Throughout the Burmese political transitions from tribal units to British colony to Japanese Occupation and then to a brief moment of self-rule before the military rampages started in 1963, my father held firmly to the belief that we would find our identity, our true nature. He had faith, in God and in the deep interconnections of being human. It makes sense to me now that in my dream his funeral would be populated by an ethnic group who hold the same profound, unshakeable faith that they will achieve liberation – in statehood and in selfhood.
I met Zoya briefly one evening. Her talk was deeply passionate and it felt so trite sitting beside her on that church pew asking her to sign her book. But I wanted to tell her something, something important to my own selfhood: her acknowledgment of all those who had suffered at the hands of the military from 1963 onwards before the atrocities came to international light in 1988 had healed a deep wound in me. The tragedies that resulted in my father’s undeserved sense of failure to uphold his commitments had been witnessed by a young activist whose own father and mother had paved the way to actualizing her selfhood.
Another thing incubating in the dream is the upcoming period of practice called Rohatsu. Literally, the eighth day of the twelfth month. It is the day the Buddha woke up when he saw the morning star and realized the interconnectedness of all beings. In zendos all over the world, practitioners will sit for the seven days prior to December 8, deepening their practice. Not a few will hope to achieve enlightenment and feel the light of their morning star penetrate and illuminate their mind.
I sat through the night once to meet the dawn of Rohatsu. From the cushion in the home zendo, I knew I would see the morning star. (Ever the obsessive-compulsive, I had looked up the exact hour of its rising and planned my sitting accordingly!) And so I sat and walked and sat – through the night and straight on to the morning star. Mara and Brahma were likely busy with more worthy opponents and arhants – for which I was grateful.
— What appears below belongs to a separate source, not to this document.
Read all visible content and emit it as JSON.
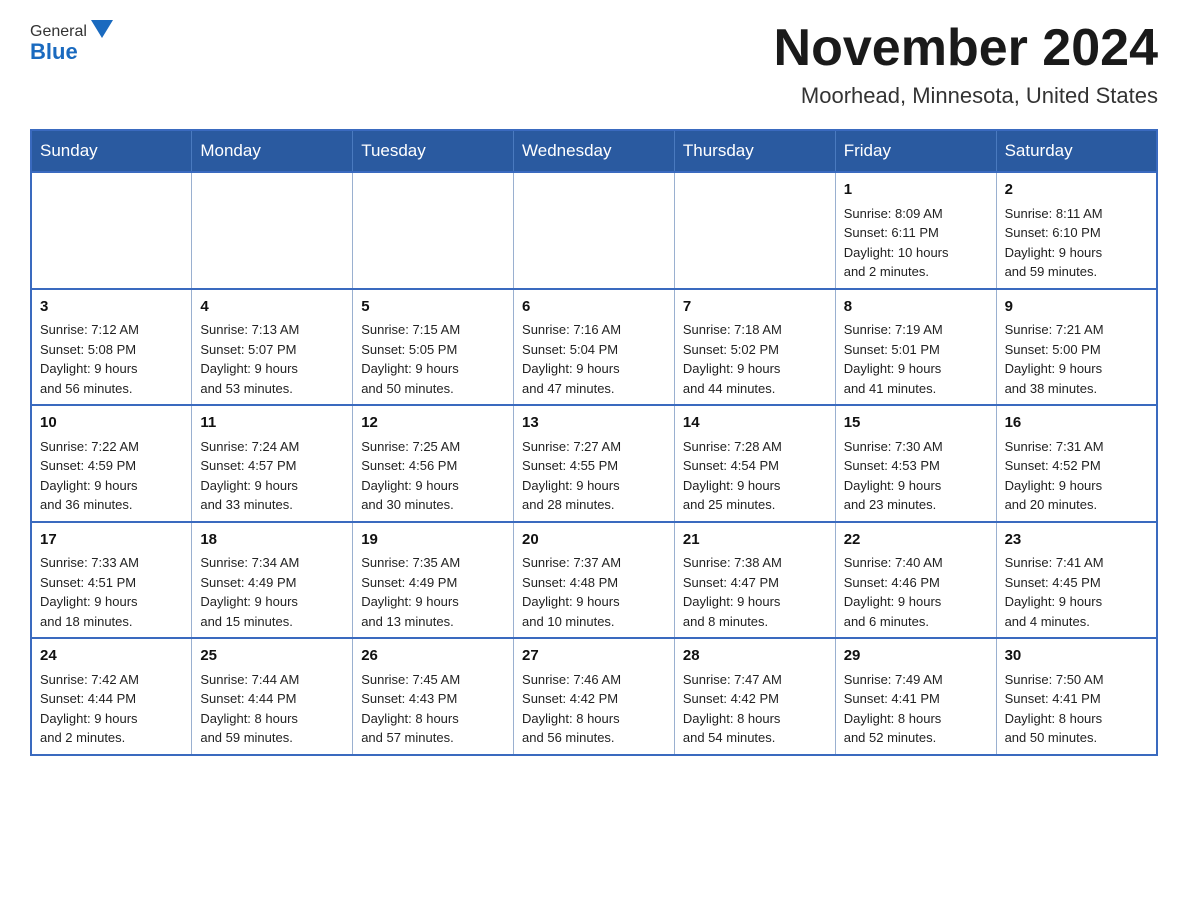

I get anxious when folks drop in and there aren’t any decent cookies to serve them. Besides, it is a solitary practice – paradoxically so given its final outcome is to strip away the singular self and manifest what Thich Nhat Hanh calls Interbeing.
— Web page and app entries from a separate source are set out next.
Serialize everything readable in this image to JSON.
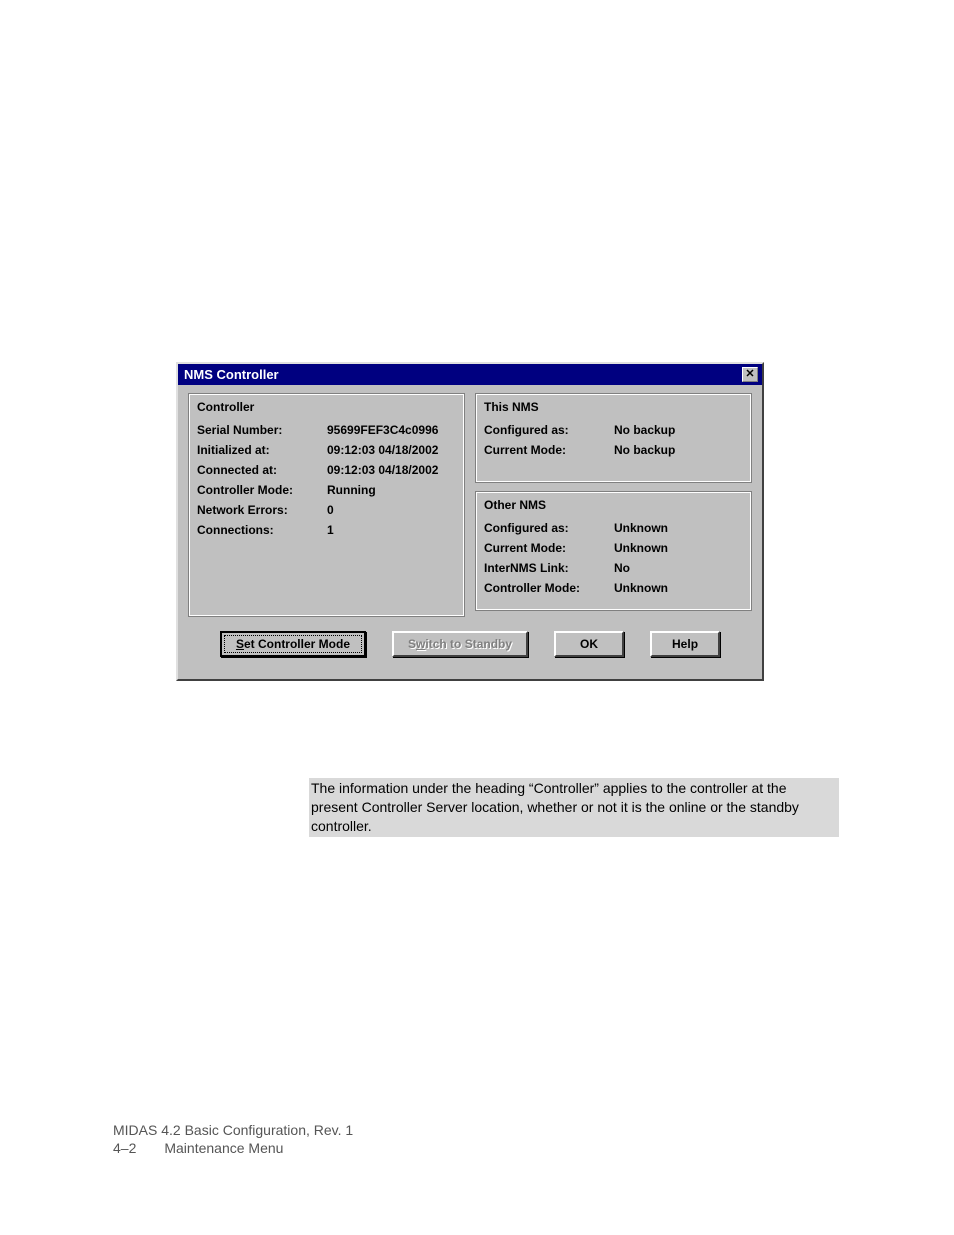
{
  "dialog": {
    "title": "NMS Controller",
    "controller": {
      "legend": "Controller",
      "rows": [
        {
          "label": "Serial Number:",
          "value": "95699FEF3C4c0996"
        },
        {
          "label": "Initialized at:",
          "value": "09:12:03  04/18/2002"
        },
        {
          "label": "Connected at:",
          "value": "09:12:03  04/18/2002"
        },
        {
          "label": "Controller Mode:",
          "value": "Running"
        },
        {
          "label": "Network Errors:",
          "value": "0"
        },
        {
          "label": "Connections:",
          "value": "1"
        }
      ]
    },
    "this_nms": {
      "legend": "This NMS",
      "rows": [
        {
          "label": "Configured as:",
          "value": "No backup"
        },
        {
          "label": "Current Mode:",
          "value": "No backup"
        }
      ]
    },
    "other_nms": {
      "legend": "Other NMS",
      "rows": [
        {
          "label": "Configured as:",
          "value": "Unknown"
        },
        {
          "label": "Current Mode:",
          "value": "Unknown"
        },
        {
          "label": "InterNMS Link:",
          "value": "No"
        },
        {
          "label": "Controller Mode:",
          "value": "Unknown"
        }
      ]
    },
    "buttons": {
      "set_mode": "Set Controller Mode",
      "switch_standby": "Switch to Standby",
      "ok": "OK",
      "help": "Help"
    }
  },
  "note_text": "The information under the heading “Controller” applies to the controller at the present Controller Server location, whether or not it is the online or the standby controller.",
  "footer": {
    "line1": "MIDAS 4.2 Basic Configuration, Rev. 1",
    "page": "4–2",
    "section": "Maintenance Menu"
  }
}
I’m curious about what this week’s practice will bring. All practice is about manifesting the true self. To do that we need such mythic tales like Siddhartha’s quest for the deepest possible insight into Being – essentially a Grail quest. And, like the Grail quest, there are clues and guides. The first is to find, as did Siddhartha, the “immovable spot” – that momentary space inside the heart/mind that is steadfastly faithful to our commitment to be liberated from struggle and to achieve stance of nonpreference.
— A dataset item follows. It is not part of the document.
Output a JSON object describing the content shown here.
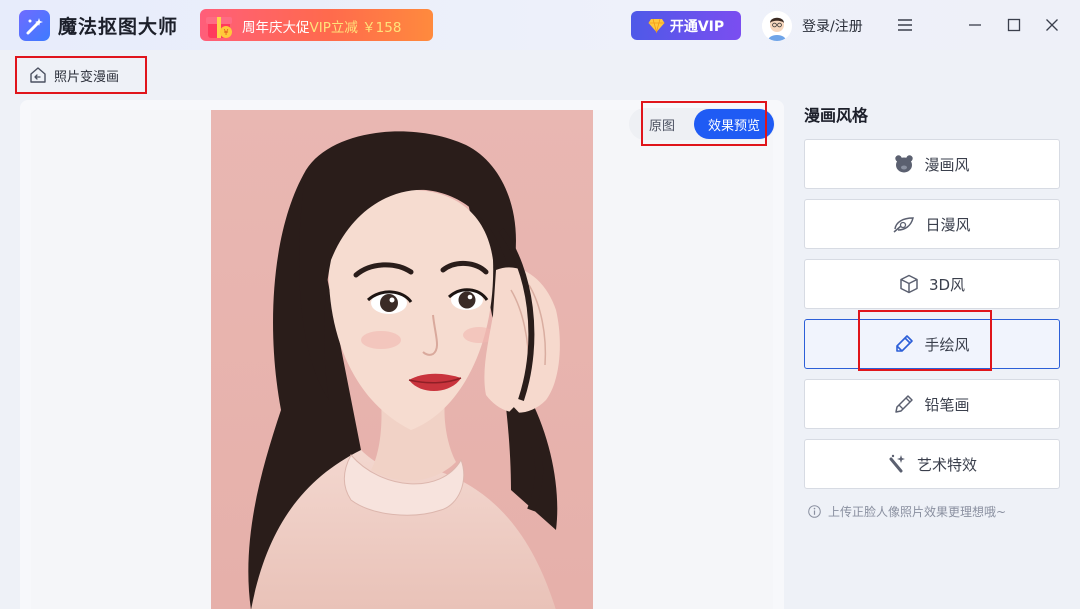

… (I)t is the “place” where things that seem diametrically opposed in the profane world come together in that coincidentia oppositorum that constitutes an experience of the Sacred. Life and Death, emptiness and plenitude, physical and spiritual merge and conjoin, like the spokes of a wheel at its hub, in a way that is unimaginable to normal consciousness. (Buddha by Karen Armstrong)
Indeed, it can be an interesting week.
Please take the time to practice,